CHARLOTTE, NC (FOX 46) - In Thursday’s edition of the I-77 diaries, FOX 46 is investigating narrow lanes in the construction zone after a driver posted a picture on Facebook.
Kelly Mullins posted a photo showing a large truck barely making it through the tight lanes.
"The wide zone truck was in the middle, the cars were getting pigeonholed on barrier side or the barrier side to the right," said April Beckman, a mortgage contractor in the Lake Norman area.
She's on the road a lot.
"I'm concerned for myself; I’m concerned for my friends and my family traveling on the interstate of late," she said.
She and other drivers said they're white-knuckling it every time the lanes get narrow in the I-77 construction zone just north of uptown Charlotte.
"Something is going to happen at some point," Mullins said.
On Interstate-77, near the Tryon Exit, the lanes are not only narrower it's also hard to tell where the lines are.
"There are dark lines, there are gray lines, quasi white lines, and then all of a sudden they change," she said.
And with ruts in the road Beckman said there's not much room for error.
"I don't care if you have an older car, a newer car.
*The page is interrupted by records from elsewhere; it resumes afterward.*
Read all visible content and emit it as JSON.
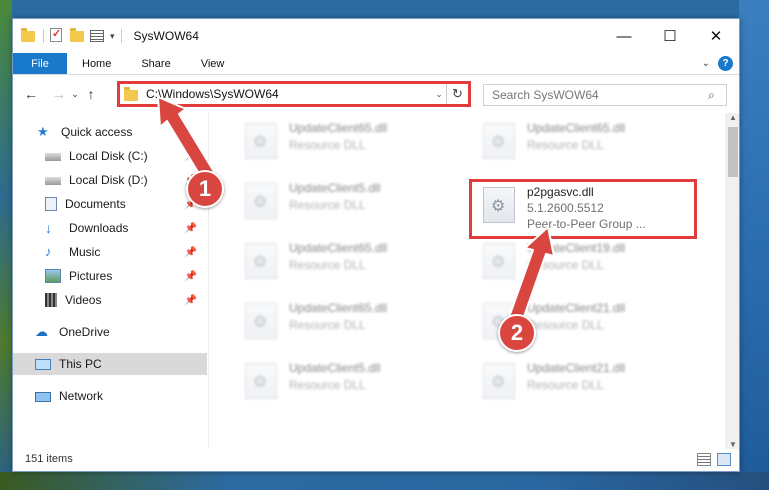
{
  "window": {
    "title": "SysWOW64",
    "controls": [
      "minimize",
      "maximize",
      "close"
    ]
  },
  "ribbon": {
    "tabs": [
      "File",
      "Home",
      "Share",
      "View"
    ],
    "help_label": "?"
  },
  "navigation": {
    "address": "C:\\Windows\\SysWOW64",
    "search_placeholder": "Search SysWOW64"
  },
  "sidebar": {
    "items": [
      {
        "label": "Quick access",
        "icon": "star-icon",
        "pinned": false
      },
      {
        "label": "Local Disk (C:)",
        "icon": "drive-icon",
        "pinned": true
      },
      {
        "label": "Local Disk (D:)",
        "icon": "drive-icon",
        "pinned": true
      },
      {
        "label": "Documents",
        "icon": "documents-icon",
        "pinned": true
      },
      {
        "label": "Downloads",
        "icon": "download-icon",
        "pinned": true
      },
      {
        "label": "Music",
        "icon": "music-icon",
        "pinned": true
      },
      {
        "label": "Pictures",
        "icon": "pictures-icon",
        "pinned": true
      },
      {
        "label": "Videos",
        "icon": "videos-icon",
        "pinned": true
      },
      {
        "label": "OneDrive",
        "icon": "cloud-icon",
        "pinned": false
      },
      {
        "label": "This PC",
        "icon": "computer-icon",
        "pinned": false,
        "selected": true
      },
      {
        "label": "Network",
        "icon": "network-icon",
        "pinned": false
      }
    ]
  },
  "files": [
    {
      "name": "UpdateClient65.dll",
      "type": "Resource DLL",
      "blurred": true
    },
    {
      "name": "UpdateClient65.dll",
      "type": "Resource DLL",
      "blurred": true
    },
    {
      "name": "UpdateClient5.dll",
      "type": "Resource DLL",
      "blurred": true
    },
    {
      "name": "p2pgasvc.dll",
      "version": "5.1.2600.5512",
      "type": "Peer-to-Peer Group ...",
      "blurred": false,
      "highlighted": true
    },
    {
      "name": "UpdateClient65.dll",
      "type": "Resource DLL",
      "blurred": true
    },
    {
      "name": "UpdateClient19.dll",
      "type": "Resource DLL",
      "blurred": true
    },
    {
      "name": "UpdateClient65.dll",
      "type": "Resource DLL",
      "blurred": true
    },
    {
      "name": "UpdateClient21.dll",
      "type": "Resource DLL",
      "blurred": true
    },
    {
      "name": "UpdateClient5.dll",
      "type": "Resource DLL",
      "blurred": true
    },
    {
      "name": "UpdateClient21.dll",
      "type": "Resource DLL",
      "blurred": true
    }
  ],
  "status": {
    "item_count": "151 items"
  },
  "annotations": {
    "callout_1": "1",
    "callout_2": "2",
    "highlight_color": "#e23b3b",
    "callout_color": "#d9463f"
  },
  "colors": {
    "accent": "#1979ca"
  }
}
The grooves swerve the cars. The tires get into a groove and veer off slightly. It's a slight movement when the lanes are only 11 or 11 and a half feet wide, and the lanes are not marked properly, it's huge," she said.
NCDOT said the standard width for lanes on the highway is 12 feet, but there is no legal minimum width, according to the department.
Sugar Creek Construction said the "travel lanes in the work zone can be reduced to 11 feet per state provisions."
FOX 46 Charlotte also asked for the company to specifically address drivers' concern about the narrowness of the lanes. To that they sent the same statement they've emailed us in the past:
“Motorists are encouraged to use extra caution when approaching the work zone, obey the posted speed limit and work zone signs, and allow extra time to reach their destinations safely.”
NCDOT said the lanes are narrower due to the concrete barriers which protect both drivers and workers.
The department said it's still looking into NC Senator Tarte's request to require trucks drive in the right lane in the construction area.